Problem requirements.
Whenever a line in the records below contains "from", pick it out.

Dataset excerpts.

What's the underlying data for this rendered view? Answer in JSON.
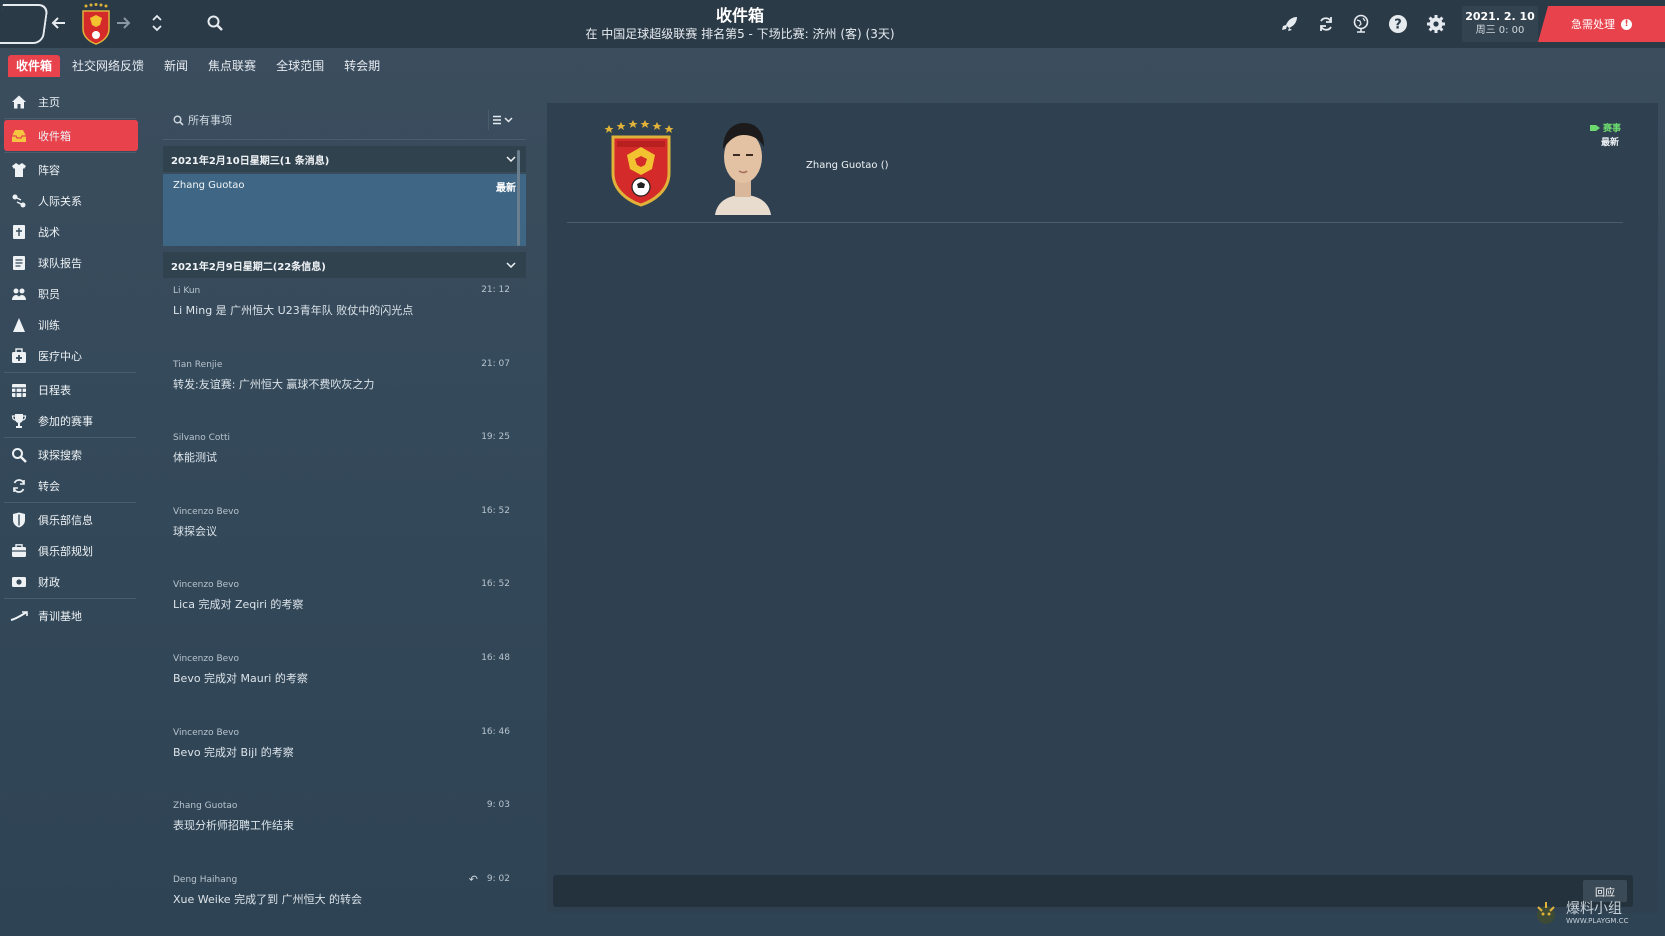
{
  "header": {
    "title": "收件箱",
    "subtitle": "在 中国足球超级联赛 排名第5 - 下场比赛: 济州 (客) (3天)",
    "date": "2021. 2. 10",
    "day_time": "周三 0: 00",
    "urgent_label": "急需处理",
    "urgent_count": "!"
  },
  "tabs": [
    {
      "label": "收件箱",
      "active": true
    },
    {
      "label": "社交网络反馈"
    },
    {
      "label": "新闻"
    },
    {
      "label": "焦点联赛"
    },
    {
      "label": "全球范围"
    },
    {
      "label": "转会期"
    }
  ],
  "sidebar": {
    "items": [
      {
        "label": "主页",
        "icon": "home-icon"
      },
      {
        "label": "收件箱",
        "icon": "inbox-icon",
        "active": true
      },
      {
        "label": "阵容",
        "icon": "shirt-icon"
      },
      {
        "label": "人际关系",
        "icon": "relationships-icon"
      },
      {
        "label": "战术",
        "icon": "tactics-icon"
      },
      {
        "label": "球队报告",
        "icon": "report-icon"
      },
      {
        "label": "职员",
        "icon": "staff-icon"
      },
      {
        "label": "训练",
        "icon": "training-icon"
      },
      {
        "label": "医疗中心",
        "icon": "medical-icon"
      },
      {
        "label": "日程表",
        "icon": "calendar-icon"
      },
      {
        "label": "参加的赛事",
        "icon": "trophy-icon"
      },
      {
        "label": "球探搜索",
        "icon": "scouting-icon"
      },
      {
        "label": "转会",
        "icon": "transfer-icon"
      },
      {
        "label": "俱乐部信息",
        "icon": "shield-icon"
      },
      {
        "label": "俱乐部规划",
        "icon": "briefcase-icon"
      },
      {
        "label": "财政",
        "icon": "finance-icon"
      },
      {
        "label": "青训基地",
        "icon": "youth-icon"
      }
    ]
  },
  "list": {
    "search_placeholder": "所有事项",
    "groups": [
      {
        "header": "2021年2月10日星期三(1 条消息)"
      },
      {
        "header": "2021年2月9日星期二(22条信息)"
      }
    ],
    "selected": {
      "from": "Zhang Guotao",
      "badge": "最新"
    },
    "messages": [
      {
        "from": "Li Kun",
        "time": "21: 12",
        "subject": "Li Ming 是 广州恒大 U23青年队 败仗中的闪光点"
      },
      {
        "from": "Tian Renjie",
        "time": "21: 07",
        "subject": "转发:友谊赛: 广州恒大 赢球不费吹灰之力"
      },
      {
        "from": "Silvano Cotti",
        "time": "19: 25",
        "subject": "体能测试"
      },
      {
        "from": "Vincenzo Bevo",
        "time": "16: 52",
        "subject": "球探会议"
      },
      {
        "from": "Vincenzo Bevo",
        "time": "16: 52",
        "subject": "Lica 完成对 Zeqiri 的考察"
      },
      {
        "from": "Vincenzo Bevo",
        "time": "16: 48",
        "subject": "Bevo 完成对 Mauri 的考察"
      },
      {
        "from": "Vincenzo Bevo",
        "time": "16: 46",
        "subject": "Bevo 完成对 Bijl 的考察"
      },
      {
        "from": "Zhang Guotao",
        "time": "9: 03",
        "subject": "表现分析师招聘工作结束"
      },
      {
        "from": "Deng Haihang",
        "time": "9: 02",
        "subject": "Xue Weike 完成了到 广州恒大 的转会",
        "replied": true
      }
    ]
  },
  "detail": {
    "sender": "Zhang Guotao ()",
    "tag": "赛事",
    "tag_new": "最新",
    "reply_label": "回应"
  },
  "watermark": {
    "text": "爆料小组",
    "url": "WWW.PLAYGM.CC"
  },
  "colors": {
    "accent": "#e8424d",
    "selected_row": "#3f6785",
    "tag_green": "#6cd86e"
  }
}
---
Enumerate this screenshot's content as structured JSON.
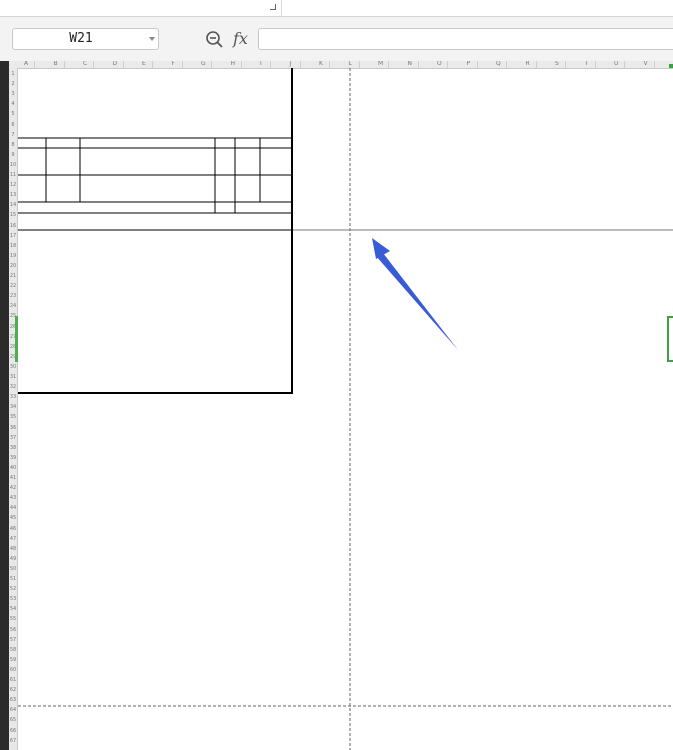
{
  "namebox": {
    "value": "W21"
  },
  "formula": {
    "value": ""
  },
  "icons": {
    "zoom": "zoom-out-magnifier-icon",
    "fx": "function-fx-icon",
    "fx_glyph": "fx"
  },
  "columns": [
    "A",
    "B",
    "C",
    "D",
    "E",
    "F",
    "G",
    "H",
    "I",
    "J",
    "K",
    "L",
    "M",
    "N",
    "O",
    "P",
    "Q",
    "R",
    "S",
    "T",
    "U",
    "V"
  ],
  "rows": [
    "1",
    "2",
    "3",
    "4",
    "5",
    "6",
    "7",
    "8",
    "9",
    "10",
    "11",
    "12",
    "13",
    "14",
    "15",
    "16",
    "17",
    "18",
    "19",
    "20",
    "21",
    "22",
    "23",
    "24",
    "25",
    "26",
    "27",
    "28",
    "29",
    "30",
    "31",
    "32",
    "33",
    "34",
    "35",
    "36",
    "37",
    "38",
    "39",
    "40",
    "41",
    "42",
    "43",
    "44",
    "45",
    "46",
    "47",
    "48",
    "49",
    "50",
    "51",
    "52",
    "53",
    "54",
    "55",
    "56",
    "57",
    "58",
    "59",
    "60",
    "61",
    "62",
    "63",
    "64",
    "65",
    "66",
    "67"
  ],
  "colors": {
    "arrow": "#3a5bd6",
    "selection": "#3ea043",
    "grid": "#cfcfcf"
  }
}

Expected answer.
      "from": "Zhang Guotao",
        "from": "Li Kun",
        "from": "Tian Renjie",
        "from": "Silvano Cotti",
        "from": "Vincenzo Bevo",
        "from": "Vincenzo Bevo",
        "from": "Vincenzo Bevo",
        "from": "Vincenzo Bevo",
        "from": "Zhang Guotao",
        "from": "Deng Haihang",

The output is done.